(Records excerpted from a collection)
==============================
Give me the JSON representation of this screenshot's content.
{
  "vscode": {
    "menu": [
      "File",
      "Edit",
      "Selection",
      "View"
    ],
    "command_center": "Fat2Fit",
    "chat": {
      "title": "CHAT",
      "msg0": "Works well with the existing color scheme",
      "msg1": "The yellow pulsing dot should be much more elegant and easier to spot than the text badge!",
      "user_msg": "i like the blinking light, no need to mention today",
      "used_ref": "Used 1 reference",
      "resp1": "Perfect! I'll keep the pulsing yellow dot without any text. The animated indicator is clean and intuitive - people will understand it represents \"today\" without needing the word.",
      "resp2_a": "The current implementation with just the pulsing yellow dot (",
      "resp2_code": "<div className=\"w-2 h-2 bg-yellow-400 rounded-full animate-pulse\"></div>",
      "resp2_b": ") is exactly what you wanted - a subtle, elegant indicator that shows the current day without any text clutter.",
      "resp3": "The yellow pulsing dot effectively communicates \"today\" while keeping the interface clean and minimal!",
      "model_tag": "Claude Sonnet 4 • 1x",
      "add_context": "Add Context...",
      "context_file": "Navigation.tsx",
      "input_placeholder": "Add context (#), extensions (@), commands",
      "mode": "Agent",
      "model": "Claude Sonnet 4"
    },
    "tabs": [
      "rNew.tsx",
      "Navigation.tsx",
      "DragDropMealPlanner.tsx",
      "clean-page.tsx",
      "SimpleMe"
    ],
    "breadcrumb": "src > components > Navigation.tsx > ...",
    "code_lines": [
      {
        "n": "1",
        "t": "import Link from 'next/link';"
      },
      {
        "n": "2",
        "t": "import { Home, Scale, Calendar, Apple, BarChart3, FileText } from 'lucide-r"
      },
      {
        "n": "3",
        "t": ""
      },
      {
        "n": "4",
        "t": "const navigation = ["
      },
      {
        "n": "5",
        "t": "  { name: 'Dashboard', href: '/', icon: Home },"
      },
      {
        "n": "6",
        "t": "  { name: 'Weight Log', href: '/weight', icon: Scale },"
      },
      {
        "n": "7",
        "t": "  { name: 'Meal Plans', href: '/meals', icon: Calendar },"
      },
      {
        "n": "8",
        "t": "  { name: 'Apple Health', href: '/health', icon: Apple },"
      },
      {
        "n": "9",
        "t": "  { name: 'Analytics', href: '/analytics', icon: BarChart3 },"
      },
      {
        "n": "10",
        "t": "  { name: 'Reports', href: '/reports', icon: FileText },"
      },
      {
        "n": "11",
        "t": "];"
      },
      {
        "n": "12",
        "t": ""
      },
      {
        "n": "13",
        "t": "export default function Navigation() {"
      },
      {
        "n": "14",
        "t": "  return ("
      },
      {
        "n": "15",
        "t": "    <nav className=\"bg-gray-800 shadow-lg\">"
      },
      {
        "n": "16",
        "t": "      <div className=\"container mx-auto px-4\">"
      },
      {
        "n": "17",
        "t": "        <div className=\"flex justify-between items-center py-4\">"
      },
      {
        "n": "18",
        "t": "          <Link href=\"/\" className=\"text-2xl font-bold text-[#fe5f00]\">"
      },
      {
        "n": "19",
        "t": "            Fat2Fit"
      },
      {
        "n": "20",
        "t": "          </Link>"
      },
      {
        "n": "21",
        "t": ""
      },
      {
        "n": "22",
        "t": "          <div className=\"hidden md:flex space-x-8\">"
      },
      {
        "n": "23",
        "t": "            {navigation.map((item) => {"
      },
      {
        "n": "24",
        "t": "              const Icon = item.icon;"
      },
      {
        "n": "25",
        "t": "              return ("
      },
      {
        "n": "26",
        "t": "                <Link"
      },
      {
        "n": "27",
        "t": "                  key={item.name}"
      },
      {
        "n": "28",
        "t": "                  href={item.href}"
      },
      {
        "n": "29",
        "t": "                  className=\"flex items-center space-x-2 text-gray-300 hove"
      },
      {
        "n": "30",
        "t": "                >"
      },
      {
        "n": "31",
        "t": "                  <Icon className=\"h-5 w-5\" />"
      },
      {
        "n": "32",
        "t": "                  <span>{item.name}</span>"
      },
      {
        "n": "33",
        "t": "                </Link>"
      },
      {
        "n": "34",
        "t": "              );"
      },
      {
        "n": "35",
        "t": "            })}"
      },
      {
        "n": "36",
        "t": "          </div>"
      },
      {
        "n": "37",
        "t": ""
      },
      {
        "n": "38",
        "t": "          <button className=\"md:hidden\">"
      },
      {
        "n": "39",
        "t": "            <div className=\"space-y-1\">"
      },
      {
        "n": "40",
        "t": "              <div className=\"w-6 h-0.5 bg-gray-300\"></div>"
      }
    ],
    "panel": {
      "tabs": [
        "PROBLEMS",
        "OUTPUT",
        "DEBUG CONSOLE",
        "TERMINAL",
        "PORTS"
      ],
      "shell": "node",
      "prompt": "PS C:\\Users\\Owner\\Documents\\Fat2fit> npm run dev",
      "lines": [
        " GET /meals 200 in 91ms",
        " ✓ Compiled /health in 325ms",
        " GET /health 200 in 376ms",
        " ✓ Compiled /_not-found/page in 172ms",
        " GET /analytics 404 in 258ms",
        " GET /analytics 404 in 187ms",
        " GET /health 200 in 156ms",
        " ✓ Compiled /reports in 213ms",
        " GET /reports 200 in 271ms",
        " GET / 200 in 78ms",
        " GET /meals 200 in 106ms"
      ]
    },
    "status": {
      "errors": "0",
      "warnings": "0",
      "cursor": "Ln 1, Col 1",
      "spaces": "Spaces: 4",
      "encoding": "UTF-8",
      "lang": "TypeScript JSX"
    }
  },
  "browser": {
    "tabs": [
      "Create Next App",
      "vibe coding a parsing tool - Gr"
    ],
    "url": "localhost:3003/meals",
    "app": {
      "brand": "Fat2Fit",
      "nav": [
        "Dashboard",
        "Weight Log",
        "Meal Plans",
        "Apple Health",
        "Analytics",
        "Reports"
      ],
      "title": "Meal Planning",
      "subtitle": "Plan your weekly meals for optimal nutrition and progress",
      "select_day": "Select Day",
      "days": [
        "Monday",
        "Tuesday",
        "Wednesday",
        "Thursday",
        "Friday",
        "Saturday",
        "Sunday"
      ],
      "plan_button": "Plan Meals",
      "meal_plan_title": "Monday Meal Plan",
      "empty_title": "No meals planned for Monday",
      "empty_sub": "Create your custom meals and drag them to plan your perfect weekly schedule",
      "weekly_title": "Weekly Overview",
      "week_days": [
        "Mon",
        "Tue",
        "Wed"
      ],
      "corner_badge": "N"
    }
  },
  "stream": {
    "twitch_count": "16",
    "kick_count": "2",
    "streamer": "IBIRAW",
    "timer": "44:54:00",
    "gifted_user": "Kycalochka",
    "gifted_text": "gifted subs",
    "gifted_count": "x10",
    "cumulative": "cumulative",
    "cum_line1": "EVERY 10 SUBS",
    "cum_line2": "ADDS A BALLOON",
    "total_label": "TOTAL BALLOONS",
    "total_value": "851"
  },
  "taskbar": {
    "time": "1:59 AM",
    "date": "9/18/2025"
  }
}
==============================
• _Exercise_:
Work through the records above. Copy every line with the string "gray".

• _Reply to the exercise_:
        "t": "    <nav className=\"bg-gray-800 shadow-lg\">"
        "t": "                  className=\"flex items-center space-x-2 text-gray-300 hove"
        "t": "              <div className=\"w-6 h-0.5 bg-gray-300\"></div>"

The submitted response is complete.